EXERCISE OBJECTIVE: Copy out all the entries exactly.
[[ RECORDED INFORMATION open ]]
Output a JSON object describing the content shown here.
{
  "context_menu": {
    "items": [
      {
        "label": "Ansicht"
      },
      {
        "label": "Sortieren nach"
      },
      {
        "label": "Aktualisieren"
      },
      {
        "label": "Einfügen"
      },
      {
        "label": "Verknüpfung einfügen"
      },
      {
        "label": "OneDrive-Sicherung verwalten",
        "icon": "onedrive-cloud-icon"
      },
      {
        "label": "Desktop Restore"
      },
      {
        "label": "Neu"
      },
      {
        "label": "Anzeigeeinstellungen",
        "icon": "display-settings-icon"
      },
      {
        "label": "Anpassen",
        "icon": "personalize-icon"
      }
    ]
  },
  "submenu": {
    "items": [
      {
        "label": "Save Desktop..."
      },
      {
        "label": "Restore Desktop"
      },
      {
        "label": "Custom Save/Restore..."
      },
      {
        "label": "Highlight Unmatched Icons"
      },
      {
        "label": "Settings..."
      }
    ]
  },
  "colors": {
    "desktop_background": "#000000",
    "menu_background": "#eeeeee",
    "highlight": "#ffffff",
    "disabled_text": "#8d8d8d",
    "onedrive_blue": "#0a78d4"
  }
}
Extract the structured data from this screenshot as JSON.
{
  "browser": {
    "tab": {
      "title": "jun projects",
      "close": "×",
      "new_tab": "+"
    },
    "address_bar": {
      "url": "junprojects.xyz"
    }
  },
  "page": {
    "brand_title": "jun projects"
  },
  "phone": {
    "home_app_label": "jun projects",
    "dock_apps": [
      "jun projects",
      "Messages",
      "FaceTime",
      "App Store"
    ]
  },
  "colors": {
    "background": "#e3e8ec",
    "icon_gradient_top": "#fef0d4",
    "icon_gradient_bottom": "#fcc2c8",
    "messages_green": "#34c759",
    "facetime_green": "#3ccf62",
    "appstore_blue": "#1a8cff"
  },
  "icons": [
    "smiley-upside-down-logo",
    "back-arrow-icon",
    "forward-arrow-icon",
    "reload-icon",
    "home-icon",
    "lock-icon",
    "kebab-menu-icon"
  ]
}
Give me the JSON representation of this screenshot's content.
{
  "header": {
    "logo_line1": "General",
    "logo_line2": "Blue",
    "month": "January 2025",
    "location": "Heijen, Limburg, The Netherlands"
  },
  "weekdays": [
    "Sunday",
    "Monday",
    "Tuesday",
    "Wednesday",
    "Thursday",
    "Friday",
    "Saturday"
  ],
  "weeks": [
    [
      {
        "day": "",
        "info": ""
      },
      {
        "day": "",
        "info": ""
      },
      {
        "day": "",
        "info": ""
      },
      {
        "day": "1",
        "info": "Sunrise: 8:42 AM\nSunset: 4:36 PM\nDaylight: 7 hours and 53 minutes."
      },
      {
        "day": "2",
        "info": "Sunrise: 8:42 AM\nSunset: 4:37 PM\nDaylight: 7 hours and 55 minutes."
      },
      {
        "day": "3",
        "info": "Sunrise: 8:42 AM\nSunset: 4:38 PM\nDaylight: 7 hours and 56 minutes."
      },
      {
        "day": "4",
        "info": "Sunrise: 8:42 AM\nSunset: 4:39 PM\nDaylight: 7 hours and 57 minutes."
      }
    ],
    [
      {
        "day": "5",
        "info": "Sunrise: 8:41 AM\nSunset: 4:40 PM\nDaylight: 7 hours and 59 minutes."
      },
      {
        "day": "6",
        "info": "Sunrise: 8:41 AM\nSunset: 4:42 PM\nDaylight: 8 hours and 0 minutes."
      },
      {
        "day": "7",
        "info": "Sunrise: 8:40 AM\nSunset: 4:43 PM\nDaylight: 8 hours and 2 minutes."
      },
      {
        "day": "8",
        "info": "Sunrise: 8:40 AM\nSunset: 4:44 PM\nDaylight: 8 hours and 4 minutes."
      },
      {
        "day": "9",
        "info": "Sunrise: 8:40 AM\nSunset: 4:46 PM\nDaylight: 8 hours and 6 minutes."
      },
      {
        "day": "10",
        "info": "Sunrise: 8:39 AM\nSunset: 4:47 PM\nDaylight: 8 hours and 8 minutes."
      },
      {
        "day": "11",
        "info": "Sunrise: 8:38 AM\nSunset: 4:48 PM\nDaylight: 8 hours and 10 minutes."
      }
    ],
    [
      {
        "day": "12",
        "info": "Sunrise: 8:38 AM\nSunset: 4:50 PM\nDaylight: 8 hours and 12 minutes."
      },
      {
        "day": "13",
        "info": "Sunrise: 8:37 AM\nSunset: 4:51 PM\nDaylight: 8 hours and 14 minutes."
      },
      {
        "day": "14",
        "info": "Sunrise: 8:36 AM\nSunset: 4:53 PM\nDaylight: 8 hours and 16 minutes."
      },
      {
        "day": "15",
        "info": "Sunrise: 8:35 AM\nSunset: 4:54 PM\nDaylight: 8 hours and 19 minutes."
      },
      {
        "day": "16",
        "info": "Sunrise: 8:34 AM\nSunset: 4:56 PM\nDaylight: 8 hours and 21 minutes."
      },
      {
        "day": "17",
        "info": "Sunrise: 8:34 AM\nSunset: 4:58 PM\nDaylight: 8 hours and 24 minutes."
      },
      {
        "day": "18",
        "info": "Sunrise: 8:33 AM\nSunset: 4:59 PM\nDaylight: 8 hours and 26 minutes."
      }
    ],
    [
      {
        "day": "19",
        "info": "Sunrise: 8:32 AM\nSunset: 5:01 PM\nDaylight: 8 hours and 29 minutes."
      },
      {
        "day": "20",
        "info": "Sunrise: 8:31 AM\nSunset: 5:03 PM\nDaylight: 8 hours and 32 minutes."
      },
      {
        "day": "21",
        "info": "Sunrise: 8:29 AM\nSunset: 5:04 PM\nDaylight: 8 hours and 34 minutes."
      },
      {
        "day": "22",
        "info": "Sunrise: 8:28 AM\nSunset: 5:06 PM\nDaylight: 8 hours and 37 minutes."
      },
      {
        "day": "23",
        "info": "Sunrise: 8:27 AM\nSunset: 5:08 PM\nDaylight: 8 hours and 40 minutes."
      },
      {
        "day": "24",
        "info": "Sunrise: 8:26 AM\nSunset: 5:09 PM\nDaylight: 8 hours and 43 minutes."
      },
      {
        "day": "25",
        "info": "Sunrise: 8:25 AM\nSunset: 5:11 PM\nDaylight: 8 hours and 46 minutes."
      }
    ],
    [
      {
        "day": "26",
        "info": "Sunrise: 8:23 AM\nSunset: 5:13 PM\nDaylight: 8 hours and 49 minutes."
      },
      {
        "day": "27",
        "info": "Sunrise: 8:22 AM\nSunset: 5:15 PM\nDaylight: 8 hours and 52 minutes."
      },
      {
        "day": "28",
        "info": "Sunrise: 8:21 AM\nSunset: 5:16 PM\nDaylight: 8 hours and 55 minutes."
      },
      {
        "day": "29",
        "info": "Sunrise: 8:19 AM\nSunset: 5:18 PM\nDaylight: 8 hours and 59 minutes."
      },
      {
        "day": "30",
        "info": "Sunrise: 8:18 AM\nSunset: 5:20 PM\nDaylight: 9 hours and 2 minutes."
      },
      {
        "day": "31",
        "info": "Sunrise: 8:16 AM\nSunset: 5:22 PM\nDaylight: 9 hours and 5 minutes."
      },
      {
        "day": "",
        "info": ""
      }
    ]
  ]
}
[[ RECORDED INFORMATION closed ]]
ANSWER SECTION:
Output a JSON object describing the content shown here.
{
  "context_menu": {
    "items": [
      {
        "label": "Ansicht"
      },
      {
        "label": "Sortieren nach"
      },
      {
        "label": "Aktualisieren"
      },
      {
        "label": "Einfügen"
      },
      {
        "label": "Verknüpfung einfügen"
      },
      {
        "label": "OneDrive-Sicherung verwalten",
        "icon": "onedrive-cloud-icon"
      },
      {
        "label": "Desktop Restore"
      },
      {
        "label": "Neu"
      },
      {
        "label": "Anzeigeeinstellungen",
        "icon": "display-settings-icon"
      },
      {
        "label": "Anpassen",
        "icon": "personalize-icon"
      }
    ]
  },
  "submenu": {
    "items": [
      {
        "label": "Save Desktop..."
      },
      {
        "label": "Restore Desktop"
      },
      {
        "label": "Custom Save/Restore..."
      },
      {
        "label": "Highlight Unmatched Icons"
      },
      {
        "label": "Settings..."
      }
    ]
  },
  "colors": {
    "desktop_background": "#000000",
    "menu_background": "#eeeeee",
    "highlight": "#ffffff",
    "disabled_text": "#8d8d8d",
    "onedrive_blue": "#0a78d4"
  }
}
Extract the structured data from this screenshot as JSON.
{
  "browser": {
    "tab": {
      "title": "jun projects",
      "close": "×",
      "new_tab": "+"
    },
    "address_bar": {
      "url": "junprojects.xyz"
    }
  },
  "page": {
    "brand_title": "jun projects"
  },
  "phone": {
    "home_app_label": "jun projects",
    "dock_apps": [
      "jun projects",
      "Messages",
      "FaceTime",
      "App Store"
    ]
  },
  "colors": {
    "background": "#e3e8ec",
    "icon_gradient_top": "#fef0d4",
    "icon_gradient_bottom": "#fcc2c8",
    "messages_green": "#34c759",
    "facetime_green": "#3ccf62",
    "appstore_blue": "#1a8cff"
  },
  "icons": [
    "smiley-upside-down-logo",
    "back-arrow-icon",
    "forward-arrow-icon",
    "reload-icon",
    "home-icon",
    "lock-icon",
    "kebab-menu-icon"
  ]
}
Give me the JSON representation of this screenshot's content.
{
  "header": {
    "logo_line1": "General",
    "logo_line2": "Blue",
    "month": "January 2025",
    "location": "Heijen, Limburg, The Netherlands"
  },
  "weekdays": [
    "Sunday",
    "Monday",
    "Tuesday",
    "Wednesday",
    "Thursday",
    "Friday",
    "Saturday"
  ],
  "weeks": [
    [
      {
        "day": "",
        "info": ""
      },
      {
        "day": "",
        "info": ""
      },
      {
        "day": "",
        "info": ""
      },
      {
        "day": "1",
        "info": "Sunrise: 8:42 AM\nSunset: 4:36 PM\nDaylight: 7 hours and 53 minutes."
      },
      {
        "day": "2",
        "info": "Sunrise: 8:42 AM\nSunset: 4:37 PM\nDaylight: 7 hours and 55 minutes."
      },
      {
        "day": "3",
        "info": "Sunrise: 8:42 AM\nSunset: 4:38 PM\nDaylight: 7 hours and 56 minutes."
      },
      {
        "day": "4",
        "info": "Sunrise: 8:42 AM\nSunset: 4:39 PM\nDaylight: 7 hours and 57 minutes."
      }
    ],
    [
      {
        "day": "5",
        "info": "Sunrise: 8:41 AM\nSunset: 4:40 PM\nDaylight: 7 hours and 59 minutes."
      },
      {
        "day": "6",
        "info": "Sunrise: 8:41 AM\nSunset: 4:42 PM\nDaylight: 8 hours and 0 minutes."
      },
      {
        "day": "7",
        "info": "Sunrise: 8:40 AM\nSunset: 4:43 PM\nDaylight: 8 hours and 2 minutes."
      },
      {
        "day": "8",
        "info": "Sunrise: 8:40 AM\nSunset: 4:44 PM\nDaylight: 8 hours and 4 minutes."
      },
      {
        "day": "9",
        "info": "Sunrise: 8:40 AM\nSunset: 4:46 PM\nDaylight: 8 hours and 6 minutes."
      },
      {
        "day": "10",
        "info": "Sunrise: 8:39 AM\nSunset: 4:47 PM\nDaylight: 8 hours and 8 minutes."
      },
      {
        "day": "11",
        "info": "Sunrise: 8:38 AM\nSunset: 4:48 PM\nDaylight: 8 hours and 10 minutes."
      }
    ],
    [
      {
        "day": "12",
        "info": "Sunrise: 8:38 AM\nSunset: 4:50 PM\nDaylight: 8 hours and 12 minutes."
      },
      {
        "day": "13",
        "info": "Sunrise: 8:37 AM\nSunset: 4:51 PM\nDaylight: 8 hours and 14 minutes."
      },
      {
        "day": "14",
        "info": "Sunrise: 8:36 AM\nSunset: 4:53 PM\nDaylight: 8 hours and 16 minutes."
      },
      {
        "day": "15",
        "info": "Sunrise: 8:35 AM\nSunset: 4:54 PM\nDaylight: 8 hours and 19 minutes."
      },
      {
        "day": "16",
        "info": "Sunrise: 8:34 AM\nSunset: 4:56 PM\nDaylight: 8 hours and 21 minutes."
      },
      {
        "day": "17",
        "info": "Sunrise: 8:34 AM\nSunset: 4:58 PM\nDaylight: 8 hours and 24 minutes."
      },
      {
        "day": "18",
        "info": "Sunrise: 8:33 AM\nSunset: 4:59 PM\nDaylight: 8 hours and 26 minutes."
      }
    ],
    [
      {
        "day": "19",
        "info": "Sunrise: 8:32 AM\nSunset: 5:01 PM\nDaylight: 8 hours and 29 minutes."
      },
      {
        "day": "20",
        "info": "Sunrise: 8:31 AM\nSunset: 5:03 PM\nDaylight: 8 hours and 32 minutes."
      },
      {
        "day": "21",
        "info": "Sunrise: 8:29 AM\nSunset: 5:04 PM\nDaylight: 8 hours and 34 minutes."
      },
      {
        "day": "22",
        "info": "Sunrise: 8:28 AM\nSunset: 5:06 PM\nDaylight: 8 hours and 37 minutes."
      },
      {
        "day": "23",
        "info": "Sunrise: 8:27 AM\nSunset: 5:08 PM\nDaylight: 8 hours and 40 minutes."
      },
      {
        "day": "24",
        "info": "Sunrise: 8:26 AM\nSunset: 5:09 PM\nDaylight: 8 hours and 43 minutes."
      },
      {
        "day": "25",
        "info": "Sunrise: 8:25 AM\nSunset: 5:11 PM\nDaylight: 8 hours and 46 minutes."
      }
    ],
    [
      {
        "day": "26",
        "info": "Sunrise: 8:23 AM\nSunset: 5:13 PM\nDaylight: 8 hours and 49 minutes."
      },
      {
        "day": "27",
        "info": "Sunrise: 8:22 AM\nSunset: 5:15 PM\nDaylight: 8 hours and 52 minutes."
      },
      {
        "day": "28",
        "info": "Sunrise: 8:21 AM\nSunset: 5:16 PM\nDaylight: 8 hours and 55 minutes."
      },
      {
        "day": "29",
        "info": "Sunrise: 8:19 AM\nSunset: 5:18 PM\nDaylight: 8 hours and 59 minutes."
      },
      {
        "day": "30",
        "info": "Sunrise: 8:18 AM\nSunset: 5:20 PM\nDaylight: 9 hours and 2 minutes."
      },
      {
        "day": "31",
        "info": "Sunrise: 8:16 AM\nSunset: 5:22 PM\nDaylight: 9 hours and 5 minutes."
      },
      {
        "day": "",
        "info": ""
      }
    ]
  ]
}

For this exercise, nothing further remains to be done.